_What to produce:_ In your copy of the records, include every word exactly and no pictures.

*** Data for processing Section Begins ***

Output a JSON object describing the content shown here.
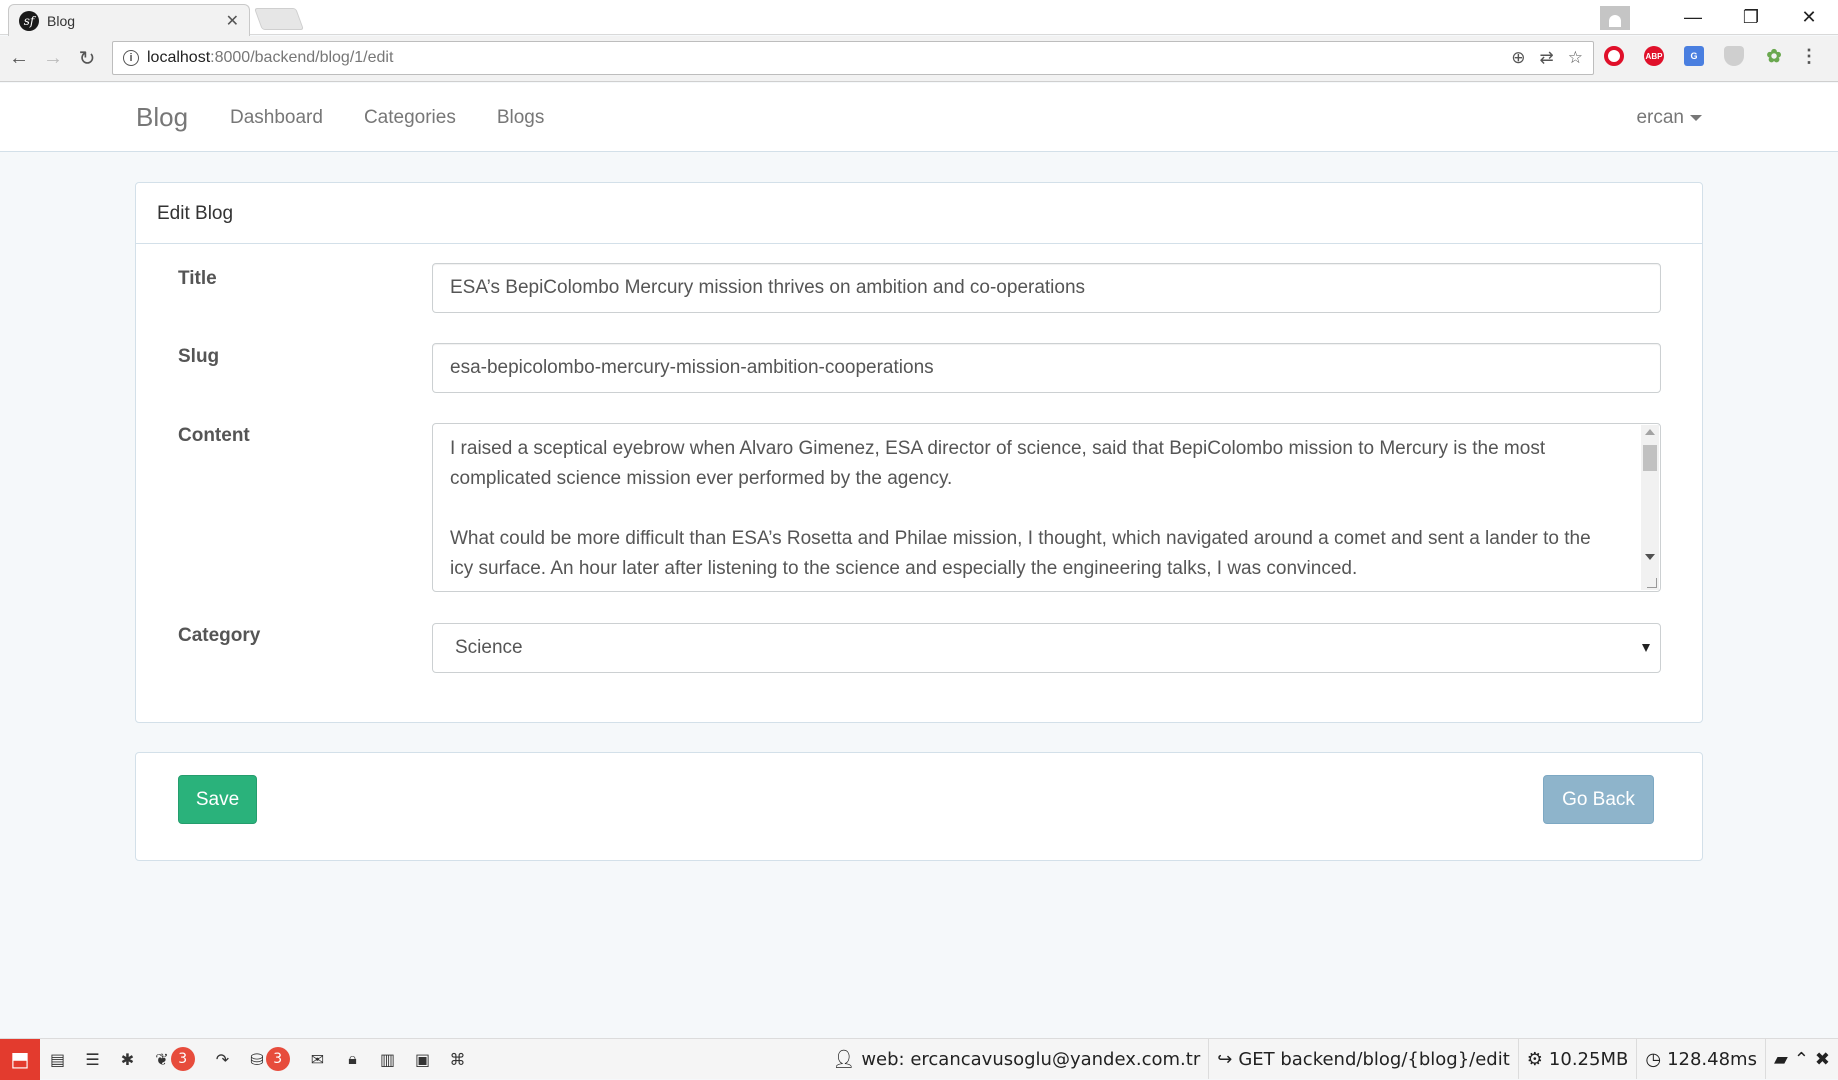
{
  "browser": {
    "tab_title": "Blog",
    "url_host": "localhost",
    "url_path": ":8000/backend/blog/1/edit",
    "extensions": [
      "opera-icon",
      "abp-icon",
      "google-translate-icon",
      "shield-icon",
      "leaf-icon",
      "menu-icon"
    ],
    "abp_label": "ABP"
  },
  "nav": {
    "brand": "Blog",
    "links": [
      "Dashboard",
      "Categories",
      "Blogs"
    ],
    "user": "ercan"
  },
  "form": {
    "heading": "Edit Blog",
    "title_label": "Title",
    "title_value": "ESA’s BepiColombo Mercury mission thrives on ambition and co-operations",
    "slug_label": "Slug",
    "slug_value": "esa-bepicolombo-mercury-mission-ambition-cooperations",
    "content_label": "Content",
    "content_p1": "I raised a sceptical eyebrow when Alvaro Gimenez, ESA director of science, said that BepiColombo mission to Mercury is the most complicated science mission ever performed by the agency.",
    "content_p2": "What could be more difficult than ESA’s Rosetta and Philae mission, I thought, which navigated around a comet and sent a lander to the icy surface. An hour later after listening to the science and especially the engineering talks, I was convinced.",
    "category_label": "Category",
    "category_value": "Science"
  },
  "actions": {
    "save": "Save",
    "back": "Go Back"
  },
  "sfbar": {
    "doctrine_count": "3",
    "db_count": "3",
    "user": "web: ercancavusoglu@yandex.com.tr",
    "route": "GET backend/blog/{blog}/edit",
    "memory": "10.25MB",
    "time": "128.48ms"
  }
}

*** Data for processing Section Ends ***

_Your response:_
Output a JSON object describing the content shown here.
{
  "browser": {
    "tab_title": "Blog",
    "url_host": "localhost",
    "url_path": ":8000/backend/blog/1/edit",
    "extensions": [
      "opera-icon",
      "abp-icon",
      "google-translate-icon",
      "shield-icon",
      "leaf-icon",
      "menu-icon"
    ],
    "abp_label": "ABP"
  },
  "nav": {
    "brand": "Blog",
    "links": [
      "Dashboard",
      "Categories",
      "Blogs"
    ],
    "user": "ercan"
  },
  "form": {
    "heading": "Edit Blog",
    "title_label": "Title",
    "title_value": "ESA’s BepiColombo Mercury mission thrives on ambition and co-operations",
    "slug_label": "Slug",
    "slug_value": "esa-bepicolombo-mercury-mission-ambition-cooperations",
    "content_label": "Content",
    "content_p1": "I raised a sceptical eyebrow when Alvaro Gimenez, ESA director of science, said that BepiColombo mission to Mercury is the most complicated science mission ever performed by the agency.",
    "content_p2": "What could be more difficult than ESA’s Rosetta and Philae mission, I thought, which navigated around a comet and sent a lander to the icy surface. An hour later after listening to the science and especially the engineering talks, I was convinced.",
    "category_label": "Category",
    "category_value": "Science"
  },
  "actions": {
    "save": "Save",
    "back": "Go Back"
  },
  "sfbar": {
    "doctrine_count": "3",
    "db_count": "3",
    "user": "web: ercancavusoglu@yandex.com.tr",
    "route": "GET backend/blog/{blog}/edit",
    "memory": "10.25MB",
    "time": "128.48ms"
  }
}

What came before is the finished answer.